* [Task prompt] This exercise asks for a copy of each line in the records below with the word "html" in it.

Extracted data entries
........

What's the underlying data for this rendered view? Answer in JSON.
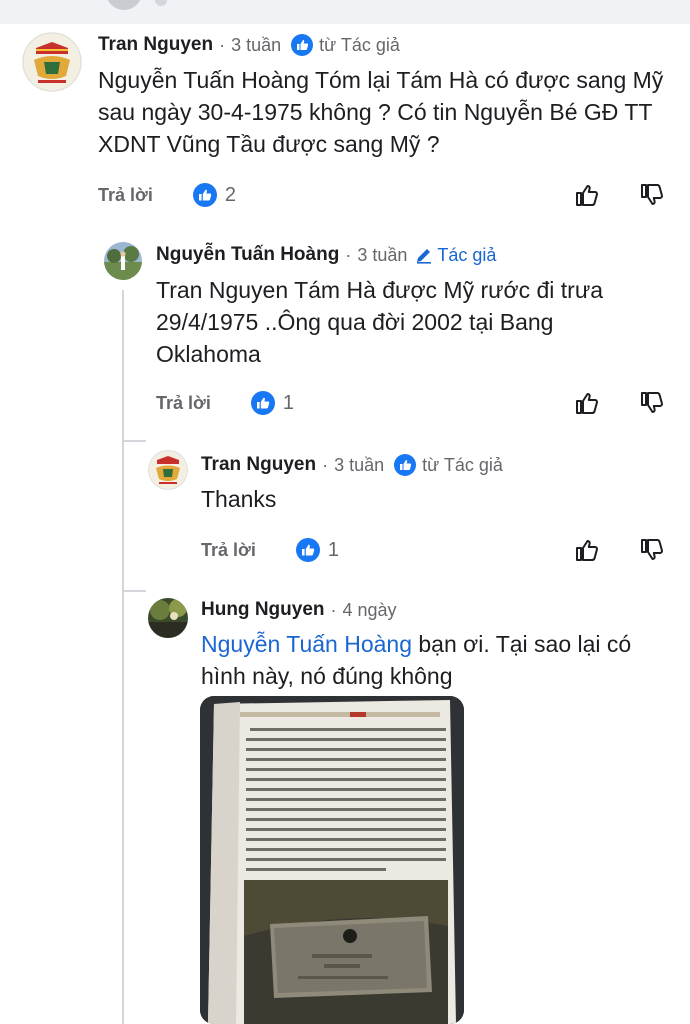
{
  "comments": [
    {
      "author": "Tran Nguyen",
      "time": "3 tuần",
      "badge": "từ Tác giả",
      "text": "Nguyễn Tuấn Hoàng Tóm lại Tám Hà có được sang Mỹ sau ngày 30-4-1975 không ? Có tin Nguyễn Bé GĐ TT XDNT Vũng Tầu được sang Mỹ ?",
      "reply_label": "Trả lời",
      "like_count": "2"
    },
    {
      "author": "Nguyễn Tuấn Hoàng",
      "time": "3 tuần",
      "badge": "Tác giả",
      "text": "Tran Nguyen Tám Hà được Mỹ rước đi trưa 29/4/1975 ..Ông qua đời 2002 tại Bang Oklahoma",
      "reply_label": "Trả lời",
      "like_count": "1"
    },
    {
      "author": "Tran Nguyen",
      "time": "3 tuần",
      "badge": "từ Tác giả",
      "text": "Thanks",
      "reply_label": "Trả lời",
      "like_count": "1"
    },
    {
      "author": "Hung Nguyen",
      "time": "4 ngày",
      "mention": "Nguyễn Tuấn Hoàng",
      "text": " bạn ơi. Tại sao lại có hình này, nó đúng không"
    }
  ],
  "colors": {
    "link": "#1a66d2",
    "secondary_text": "#65676b",
    "like_blue": "#1877f2"
  },
  "icons": [
    "thumbs-up-icon",
    "thumbs-down-icon",
    "like-reaction-icon",
    "author-badge-icon",
    "pen-icon"
  ]
}
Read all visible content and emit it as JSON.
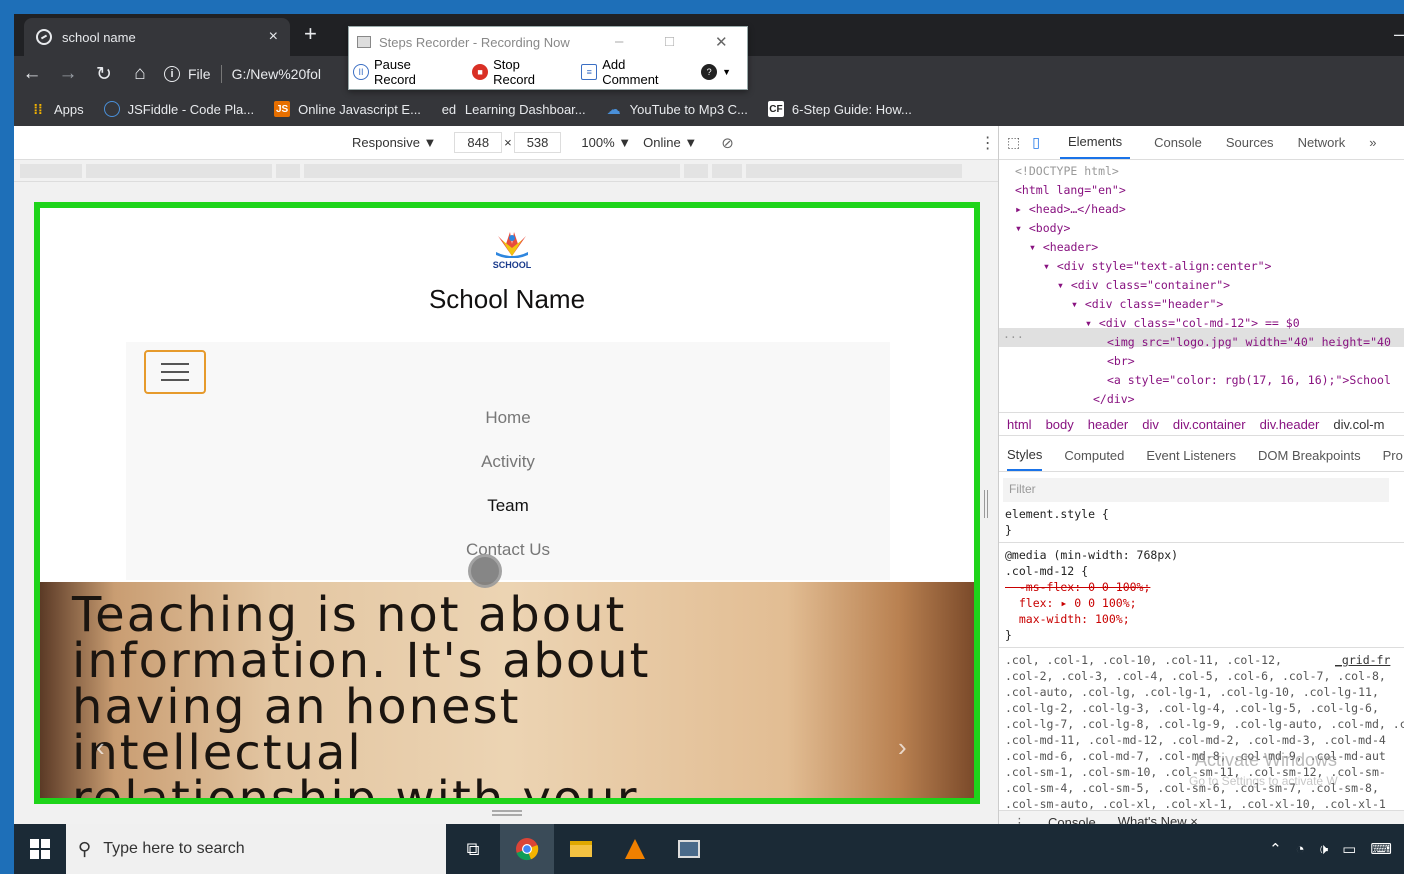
{
  "browser": {
    "tab_title": "school name",
    "tab_close": "×",
    "new_tab": "+",
    "url_file_label": "File",
    "url": "G:/New%20fol",
    "bookmarks": [
      "Apps",
      "JSFiddle - Code Pla...",
      "Online Javascript E...",
      "Learning Dashboar...",
      "YouTube to Mp3 C...",
      "6-Step Guide: How..."
    ]
  },
  "steps_recorder": {
    "title": "Steps Recorder - Recording Now",
    "pause": "Pause Record",
    "stop": "Stop Record",
    "add_comment": "Add Comment"
  },
  "device_toolbar": {
    "mode": "Responsive ▼",
    "width": "848",
    "times": "×",
    "height": "538",
    "zoom": "100% ▼",
    "network": "Online ▼"
  },
  "page": {
    "school_name": "School Name",
    "logo_text": "SCHOOL",
    "nav": [
      "Home",
      "Activity",
      "Team",
      "Contact Us"
    ],
    "quote_lines": [
      "Teaching is not about",
      "information. It's about",
      "having an honest",
      "intellectual",
      "relationship with your"
    ],
    "prev": "‹",
    "next": "›"
  },
  "devtools": {
    "tabs": [
      "Elements",
      "Console",
      "Sources",
      "Network",
      "»"
    ],
    "dom_lines": {
      "doctype": "<!DOCTYPE html>",
      "html": "<html lang=\"en\">",
      "head": "▸ <head>…</head>",
      "body": "▾ <body>",
      "header": "▾ <header>",
      "div_style": "▾ <div style=\"text-align:center\">",
      "div_container": "▾ <div class=\"container\">",
      "div_header": "▾ <div class=\"header\">",
      "div_col": "▾ <div class=\"col-md-12\"> == $0",
      "img": "<img src=\"logo.jpg\" width=\"40\" height=\"40",
      "br": "<br>",
      "a": "<a style=\"color: rgb(17, 16, 16);\">School",
      "close_div": "</div>"
    },
    "breadcrumbs": [
      "html",
      "body",
      "header",
      "div",
      "div.container",
      "div.header",
      "div.col-m"
    ],
    "style_tabs": [
      "Styles",
      "Computed",
      "Event Listeners",
      "DOM Breakpoints",
      "Pro"
    ],
    "filter_placeholder": "Filter",
    "css_text": {
      "element_style": "element.style {\n}",
      "media": "@media (min-width: 768px)\n.col-md-12 {",
      "strike": "  -ms-flex: 0 0 100%;",
      "flex": "  flex: ▸ 0 0 100%;",
      "maxw": "  max-width: 100%;",
      "close": "}",
      "grid_link": "_grid-fr",
      "selectors": ".col, .col-1, .col-10, .col-11, .col-12,\n.col-2, .col-3, .col-4, .col-5, .col-6, .col-7, .col-8,\n.col-auto, .col-lg, .col-lg-1, .col-lg-10, .col-lg-11,\n.col-lg-2, .col-lg-3, .col-lg-4, .col-lg-5, .col-lg-6,\n.col-lg-7, .col-lg-8, .col-lg-9, .col-lg-auto, .col-md, .col-md-1,\n.col-md-11, .col-md-12, .col-md-2, .col-md-3, .col-md-4\n.col-md-6, .col-md-7, .col-md-8, .col-md-9, .col-md-aut\n.col-sm-1, .col-sm-10, .col-sm-11, .col-sm-12, .col-sm-\n.col-sm-4, .col-sm-5, .col-sm-6, .col-sm-7, .col-sm-8,\n.col-sm-auto, .col-xl, .col-xl-1, .col-xl-10, .col-xl-1"
    },
    "watermark": "Activate Windows",
    "watermark_sub": "Go to Settings to activate W",
    "drawer": [
      "Console",
      "What's New ×"
    ]
  },
  "taskbar": {
    "search_placeholder": "Type here to search"
  },
  "colors": {
    "page_border": "#1ed41a",
    "burger_border": "#e69a2c",
    "devtools_accent": "#1a73e8"
  }
}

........

* [Reply]
      "doctype": "<!DOCTYPE html>",
      "html": "<html lang=\"en\">",
      "html",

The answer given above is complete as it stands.